What needs to be done: Give back every entry exactly; drop the pictures.

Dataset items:
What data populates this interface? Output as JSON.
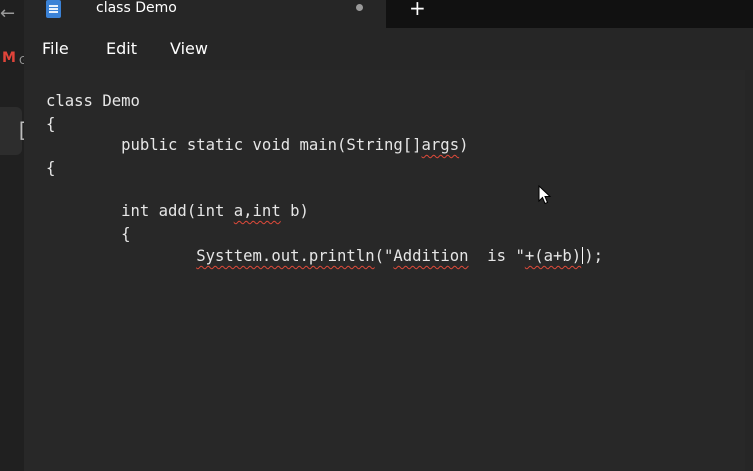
{
  "browser": {
    "back_glyph": "←",
    "gmail_glyph": "M",
    "gmail_partial_label": "G"
  },
  "tab": {
    "title": "class Demo",
    "new_tab_glyph": "+"
  },
  "menu": {
    "file": "File",
    "edit": "Edit",
    "view": "View"
  },
  "code": {
    "line1": "class Demo",
    "line2": "{",
    "line3_a": "        public static void main(String[]",
    "line3_b": "args",
    "line3_c": ")",
    "line4": "{",
    "line5_a": "        int add(int ",
    "line5_b": "a,int",
    "line5_c": " b)",
    "line6": "        {",
    "line7_a": "                ",
    "line7_b": "Systtem.out.println",
    "line7_c": "(\"",
    "line7_d": "Addition",
    "line7_e": "  is \"",
    "line7_f": "+(a+b)",
    "line7_g": ");"
  }
}
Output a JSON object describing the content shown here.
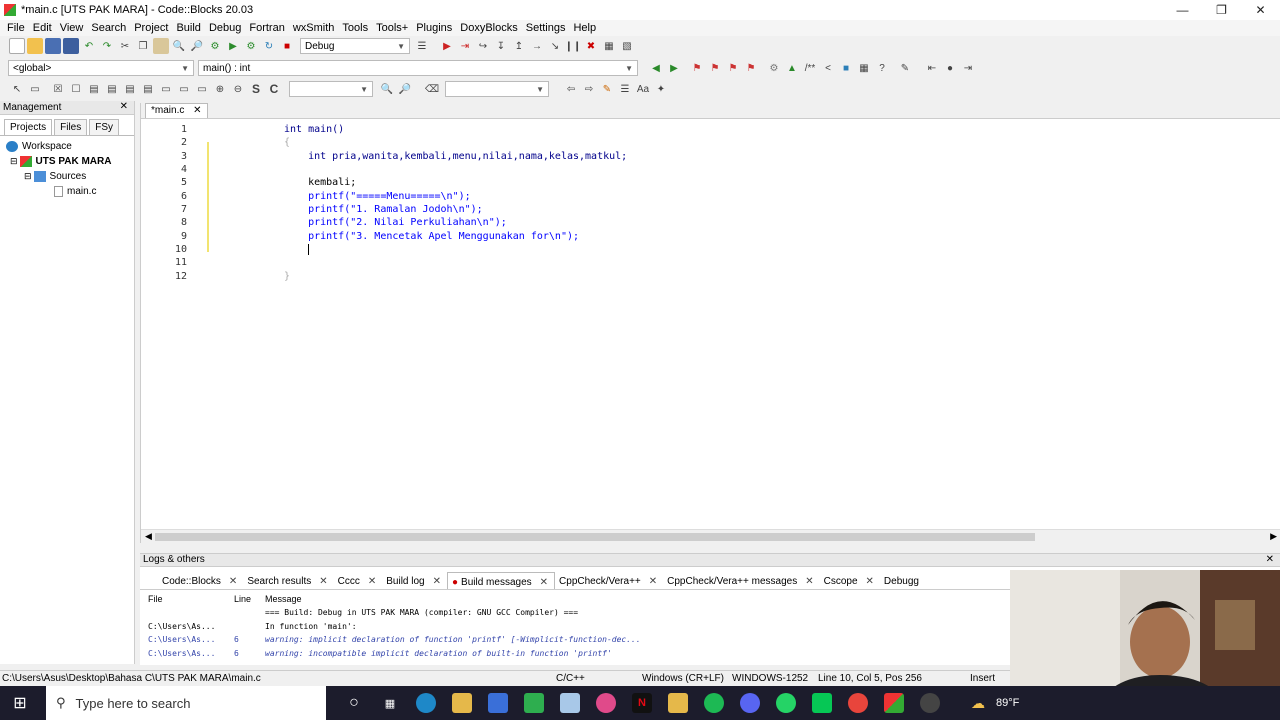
{
  "window": {
    "title": "*main.c [UTS PAK MARA] - Code::Blocks 20.03"
  },
  "menu": [
    "File",
    "Edit",
    "View",
    "Search",
    "Project",
    "Build",
    "Debug",
    "Fortran",
    "wxSmith",
    "Tools",
    "Tools+",
    "Plugins",
    "DoxyBlocks",
    "Settings",
    "Help"
  ],
  "toolbar": {
    "build_target": "Debug",
    "scope": "<global>",
    "function": "main() : int"
  },
  "management": {
    "title": "Management",
    "tabs": [
      "Projects",
      "Files",
      "FSy"
    ],
    "workspace": "Workspace",
    "project": "UTS PAK MARA",
    "folder": "Sources",
    "file": "main.c"
  },
  "editor": {
    "tab": "*main.c",
    "lines": [
      "1",
      "2",
      "3",
      "4",
      "5",
      "6",
      "7",
      "8",
      "9",
      "10",
      "11",
      "12"
    ],
    "code": {
      "l1": "int main()",
      "l2": "{",
      "l3": "    int pria,wanita,kembali,menu,nilai,nama,kelas,matkul;",
      "l5": "    kembali;",
      "l6": "    printf(\"=====Menu=====\\n\");",
      "l7": "    printf(\"1. Ramalan Jodoh\\n\");",
      "l8": "    printf(\"2. Nilai Perkuliahan\\n\");",
      "l9": "    printf(\"3. Mencetak Apel Menggunakan for\\n\");",
      "l12": "}"
    }
  },
  "logs": {
    "title": "Logs & others",
    "tabs": [
      "Code::Blocks",
      "Search results",
      "Cccc",
      "Build log",
      "Build messages",
      "CppCheck/Vera++",
      "CppCheck/Vera++ messages",
      "Cscope",
      "Debugg"
    ],
    "columns": [
      "File",
      "Line",
      "Message"
    ],
    "rows": [
      {
        "file": "",
        "line": "",
        "msg": "=== Build: Debug in UTS PAK MARA (compiler: GNU GCC Compiler) ==="
      },
      {
        "file": "C:\\Users\\As...",
        "line": "",
        "msg": "In function 'main':"
      },
      {
        "file": "C:\\Users\\As...",
        "line": "6",
        "msg": "warning: implicit declaration of function 'printf' [-Wimplicit-function-dec..."
      },
      {
        "file": "C:\\Users\\As...",
        "line": "6",
        "msg": "warning: incompatible implicit declaration of built-in function 'printf'"
      }
    ]
  },
  "status": {
    "path": "C:\\Users\\Asus\\Desktop\\Bahasa C\\UTS PAK MARA\\main.c",
    "lang": "C/C++",
    "eol": "Windows (CR+LF)",
    "enc": "WINDOWS-1252",
    "pos": "Line 10, Col 5, Pos 256",
    "mode": "Insert"
  },
  "taskbar": {
    "search_placeholder": "Type here to search",
    "temp": "89°F"
  }
}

Exercise result:
What data populates this interface? Output as JSON.
{
  "browser": {
    "back_glyph": "←",
    "gmail_glyph": "M",
    "gmail_partial_label": "G"
  },
  "tab": {
    "title": "class Demo",
    "new_tab_glyph": "+"
  },
  "menu": {
    "file": "File",
    "edit": "Edit",
    "view": "View"
  },
  "code": {
    "line1": "class Demo",
    "line2": "{",
    "line3_a": "        public static void main(String[]",
    "line3_b": "args",
    "line3_c": ")",
    "line4": "{",
    "line5_a": "        int add(int ",
    "line5_b": "a,int",
    "line5_c": " b)",
    "line6": "        {",
    "line7_a": "                ",
    "line7_b": "Systtem.out.println",
    "line7_c": "(\"",
    "line7_d": "Addition",
    "line7_e": "  is \"",
    "line7_f": "+(a+b)",
    "line7_g": ");"
  }
}
Output a JSON object describing the content shown here.
{
  "window": {
    "title": "*main.c [UTS PAK MARA] - Code::Blocks 20.03"
  },
  "menu": [
    "File",
    "Edit",
    "View",
    "Search",
    "Project",
    "Build",
    "Debug",
    "Fortran",
    "wxSmith",
    "Tools",
    "Tools+",
    "Plugins",
    "DoxyBlocks",
    "Settings",
    "Help"
  ],
  "toolbar": {
    "build_target": "Debug",
    "scope": "<global>",
    "function": "main() : int"
  },
  "management": {
    "title": "Management",
    "tabs": [
      "Projects",
      "Files",
      "FSy"
    ],
    "workspace": "Workspace",
    "project": "UTS PAK MARA",
    "folder": "Sources",
    "file": "main.c"
  },
  "editor": {
    "tab": "*main.c",
    "lines": [
      "1",
      "2",
      "3",
      "4",
      "5",
      "6",
      "7",
      "8",
      "9",
      "10",
      "11",
      "12"
    ],
    "code": {
      "l1": "int main()",
      "l2": "{",
      "l3": "    int pria,wanita,kembali,menu,nilai,nama,kelas,matkul;",
      "l5": "    kembali;",
      "l6": "    printf(\"=====Menu=====\\n\");",
      "l7": "    printf(\"1. Ramalan Jodoh\\n\");",
      "l8": "    printf(\"2. Nilai Perkuliahan\\n\");",
      "l9": "    printf(\"3. Mencetak Apel Menggunakan for\\n\");",
      "l12": "}"
    }
  },
  "logs": {
    "title": "Logs & others",
    "tabs": [
      "Code::Blocks",
      "Search results",
      "Cccc",
      "Build log",
      "Build messages",
      "CppCheck/Vera++",
      "CppCheck/Vera++ messages",
      "Cscope",
      "Debugg"
    ],
    "columns": [
      "File",
      "Line",
      "Message"
    ],
    "rows": [
      {
        "file": "",
        "line": "",
        "msg": "=== Build: Debug in UTS PAK MARA (compiler: GNU GCC Compiler) ==="
      },
      {
        "file": "C:\\Users\\As...",
        "line": "",
        "msg": "In function 'main':"
      },
      {
        "file": "C:\\Users\\As...",
        "line": "6",
        "msg": "warning: implicit declaration of function 'printf' [-Wimplicit-function-dec..."
      },
      {
        "file": "C:\\Users\\As...",
        "line": "6",
        "msg": "warning: incompatible implicit declaration of built-in function 'printf'"
      }
    ]
  },
  "status": {
    "path": "C:\\Users\\Asus\\Desktop\\Bahasa C\\UTS PAK MARA\\main.c",
    "lang": "C/C++",
    "eol": "Windows (CR+LF)",
    "enc": "WINDOWS-1252",
    "pos": "Line 10, Col 5, Pos 256",
    "mode": "Insert"
  },
  "taskbar": {
    "search_placeholder": "Type here to search",
    "temp": "89°F"
  }
}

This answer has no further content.